Alzheimer’s Breakthrough: Eli Lilly’s Experimental Drug Shows Promising Results, FDA Approval Looming!

Indianapolis, Indiana – Eli Lilly & Co. recently saw a surge in their shares following positive results from the final-stage trial of their experimental drug for Alzheimer’s. This development is significant as it could potentially lead to the company seeking approval from the United States. The drug showed promising results in slowing the progression of the disease, which could provide a ray of hope for millions of Americans battling Alzheimer’s.

Six million Americans are affected by Alzheimer’s, making it the fifth-leading cause of death for adults over 65. The potential approval of Eli Lilly’s drug could offer new treatment options for those suffering from this devastating condition. During a recent meeting, committee members unanimously agreed that the experimental drug showed effectiveness in treating Alzheimer’s patients in the early stages of the disease.

The benefits of Eli Lilly’s donanemab were found to outweigh the risks, according to advisory committee members. There is a recognition of the urgent need to address the unmet medical needs of patients battling Alzheimer’s. The road to approval for Eli Lilly has not been without challenges, as the FDA recently called for a review of the drug’s safety and efficacy just before the agency’s ruling deadline.

This development is a significant milestone in the decades-long struggle to develop effective treatments for Alzheimer’s. Both donanemab and Leqembi are monoclonal antibodies targeting amyloid plaque in the brain, a hallmark of Alzheimer’s. While these drugs may slow disease progression, they are not considered cures and come with potential side effects such as brain swelling and bleeding, which can be severe.

Eli Lilly’s phase three trial involving over 1,700 patients showed a 29% slowdown in Alzheimer’s progression compared to a placebo. The results are comparable to those seen with Leqembi, another treatment for the disease. It’s essential to note that patients with low-to-medium levels of tau, a protein in the brain linked to Alzheimer’s severity, appeared to benefit more from the treatment in the trial.

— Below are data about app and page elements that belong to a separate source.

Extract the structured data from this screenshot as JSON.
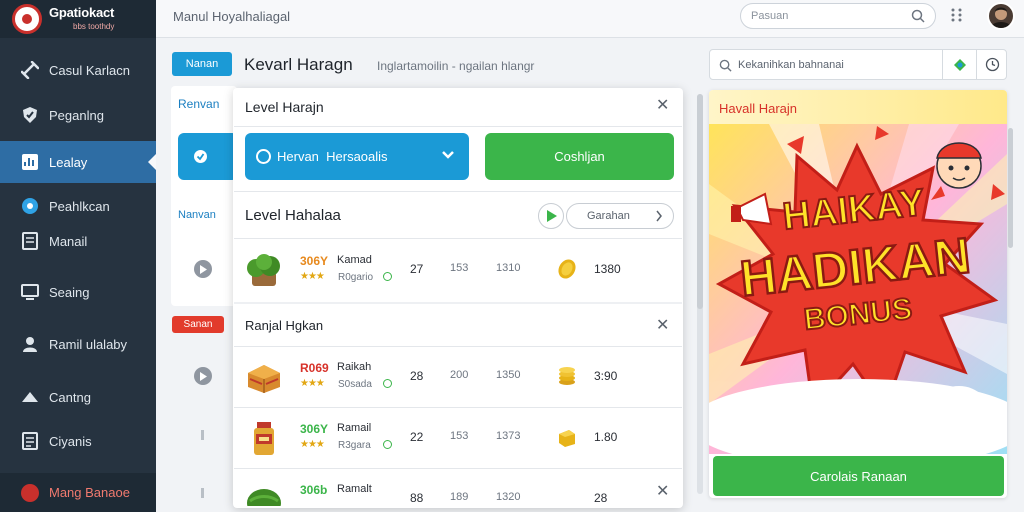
{
  "app": {
    "logo_title": "Gpatiokact",
    "logo_subtitle": "bbs toothdy",
    "breadcrumb": "Manul Hoyalhaliagal",
    "search_placeholder": "Pasuan"
  },
  "sidebar": {
    "items": [
      {
        "label": "Casul Karlacn",
        "icon": "dumbbell-icon"
      },
      {
        "label": "Peganlng",
        "icon": "shield-icon"
      },
      {
        "label": "Lealay",
        "icon": "chart-icon",
        "active": true
      },
      {
        "label": "Peahlkcan",
        "icon": "circle-dot-icon"
      },
      {
        "label": "Manail",
        "icon": "document-icon"
      },
      {
        "label": "Seaing",
        "icon": "monitor-icon"
      },
      {
        "label": "Ramil ulalaby",
        "icon": "person-icon"
      },
      {
        "label": "Cantng",
        "icon": "people-icon"
      },
      {
        "label": "Ciyanis",
        "icon": "document-icon"
      }
    ],
    "footer_label": "Mang Banaoe"
  },
  "main": {
    "pill_label": "Nanan",
    "heading": "Kevarl Haragn",
    "heading_sub": "Inglartamoilin - ngailan hlangr",
    "left_tab_label": "Renvan",
    "left_label_2": "Nanvan",
    "left_red_pill": "Sanan"
  },
  "popup": {
    "title": "Level Harajn",
    "select_label": "Hervan  Hersaoalis",
    "green_button": "Coshljan",
    "section1_title": "Level Hahalaa",
    "section1_button": "Garahan",
    "section2_title": "Ranjal Hgkan",
    "rows_group1": [
      {
        "code": "306Y",
        "code_color": "#e7891d",
        "name": "Kamad",
        "sub": "R0gario",
        "c1": "27",
        "c2": "153",
        "c3": "1310",
        "c4": "1380",
        "item": "broccoli"
      }
    ],
    "rows_group2": [
      {
        "code": "R069",
        "code_color": "#d7322a",
        "name": "Raikah",
        "sub": "S0sada",
        "c1": "28",
        "c2": "200",
        "c3": "1350",
        "c4": "3:90",
        "item": "cake"
      },
      {
        "code": "306Y",
        "code_color": "#3bb54a",
        "name": "Ramail",
        "sub": "R3gara",
        "c1": "22",
        "c2": "153",
        "c3": "1373",
        "c4": "1.80",
        "item": "bottle"
      },
      {
        "code": "306b",
        "code_color": "#3bb54a",
        "name": "Ramalt",
        "sub": "",
        "c1": "88",
        "c2": "189",
        "c3": "1320",
        "c4": "28",
        "item": "melon"
      }
    ]
  },
  "promo": {
    "search_placeholder": "Kekanihkan bahnanai",
    "title": "Havall Harajn",
    "banner_line1": "HAIKAY",
    "banner_line2": "HADIKAN",
    "banner_line3": "BONUS",
    "button": "Carolais Ranaan"
  },
  "colors": {
    "sidebar_bg": "#263340",
    "accent_blue": "#1b9ad6",
    "accent_green": "#3bb54a",
    "accent_red": "#d7322a"
  }
}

The debate surrounding eligibility criteria for the drug continues, with discussions around the necessity of testing for tau in patients. While Eli Lilly argues for the testing of tau to enroll patients expected to worsen, many advisors believe that such requirements could limit patient access to the drug. These discussions highlight the complexities involved in developing and approving treatments for complex conditions like Alzheimer’s.